Recently, the Dutch have enshrined in law the idea of Net Neutrality, being one of the first to do so. One of the biggest deciding factors was that the public did not want to have their Skype charged at a different rate to any other data service. Net Neutrality is a pretty complex idea, and most of the general public are just not interested. However, in this case, what they did understand is ‘chatheffing’ or ‘chat tax‘. This distilled the argument down into one small idea that everyone can understand, and buy into.
This idea is brilliantly illustrated by Toby Zigler in The West Wing when he is talking about Free Trade in Somebody’s Going to Emergency, Somebody’s Going to Jail.
“Food is cheaper! Clothes are cheaper. Steel is cheaper. Cars are cheaper. Phone service is cheaper. You feel me building a rhythm here? That’s because I’m a speech writer – I know how to make a point.”
Toby Ziegler: “It lowers prices, it raises income. You see what I did with ‘lowers’ and ‘raises’ there?”
Toby Ziegler: “It’s called the science of listener attention. We did repetition, we did floating opposites, and now you end with the one that’s not like the others.
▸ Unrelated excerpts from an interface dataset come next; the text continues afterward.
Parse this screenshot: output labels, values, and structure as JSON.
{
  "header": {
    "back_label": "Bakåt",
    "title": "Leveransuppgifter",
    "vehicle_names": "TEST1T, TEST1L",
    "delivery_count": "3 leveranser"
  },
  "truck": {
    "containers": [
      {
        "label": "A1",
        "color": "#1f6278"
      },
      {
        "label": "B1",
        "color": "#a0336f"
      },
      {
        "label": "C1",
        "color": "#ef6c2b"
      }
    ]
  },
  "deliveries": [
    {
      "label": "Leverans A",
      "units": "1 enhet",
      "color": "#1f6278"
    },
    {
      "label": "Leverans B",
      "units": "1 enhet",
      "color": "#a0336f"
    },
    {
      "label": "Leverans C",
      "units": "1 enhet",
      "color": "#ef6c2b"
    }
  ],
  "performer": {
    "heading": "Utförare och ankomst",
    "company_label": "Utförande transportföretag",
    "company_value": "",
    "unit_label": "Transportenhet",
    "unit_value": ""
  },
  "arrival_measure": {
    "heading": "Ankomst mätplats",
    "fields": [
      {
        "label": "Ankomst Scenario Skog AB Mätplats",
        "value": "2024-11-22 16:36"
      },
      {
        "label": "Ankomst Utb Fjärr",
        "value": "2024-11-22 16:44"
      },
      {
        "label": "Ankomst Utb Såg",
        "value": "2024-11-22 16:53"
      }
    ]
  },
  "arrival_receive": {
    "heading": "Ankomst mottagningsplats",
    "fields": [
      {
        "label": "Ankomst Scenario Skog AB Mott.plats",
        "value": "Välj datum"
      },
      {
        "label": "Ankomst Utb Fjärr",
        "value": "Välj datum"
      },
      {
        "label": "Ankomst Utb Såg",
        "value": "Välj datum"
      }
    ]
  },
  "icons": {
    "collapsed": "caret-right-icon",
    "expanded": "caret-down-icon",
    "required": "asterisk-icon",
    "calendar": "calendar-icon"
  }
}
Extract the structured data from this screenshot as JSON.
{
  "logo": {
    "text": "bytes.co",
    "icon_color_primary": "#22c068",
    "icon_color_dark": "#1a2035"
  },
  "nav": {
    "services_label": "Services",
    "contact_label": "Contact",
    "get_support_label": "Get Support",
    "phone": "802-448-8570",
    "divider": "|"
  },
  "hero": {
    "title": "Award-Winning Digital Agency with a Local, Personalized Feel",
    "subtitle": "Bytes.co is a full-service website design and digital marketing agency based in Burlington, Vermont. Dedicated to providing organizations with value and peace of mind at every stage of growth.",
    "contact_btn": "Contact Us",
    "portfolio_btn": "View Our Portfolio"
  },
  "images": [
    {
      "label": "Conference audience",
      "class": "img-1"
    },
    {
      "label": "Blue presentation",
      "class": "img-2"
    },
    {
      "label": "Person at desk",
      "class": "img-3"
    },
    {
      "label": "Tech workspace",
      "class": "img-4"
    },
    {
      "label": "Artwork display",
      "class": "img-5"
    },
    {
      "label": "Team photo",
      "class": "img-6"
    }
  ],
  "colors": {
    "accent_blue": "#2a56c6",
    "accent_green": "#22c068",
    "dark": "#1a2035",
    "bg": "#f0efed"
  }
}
Ready? Free trade stops wars. Heh, and that’s it. Free trade stops wars! And we figure out a way to fix the rest. One world, one peace – I’m sure I’ve seen that on a sign somewhere.”
The concept can be applied to anything where there is communication involved. Whether it is selling an idea, a company tag line, or trying to get someone to buy into a brand emotionally.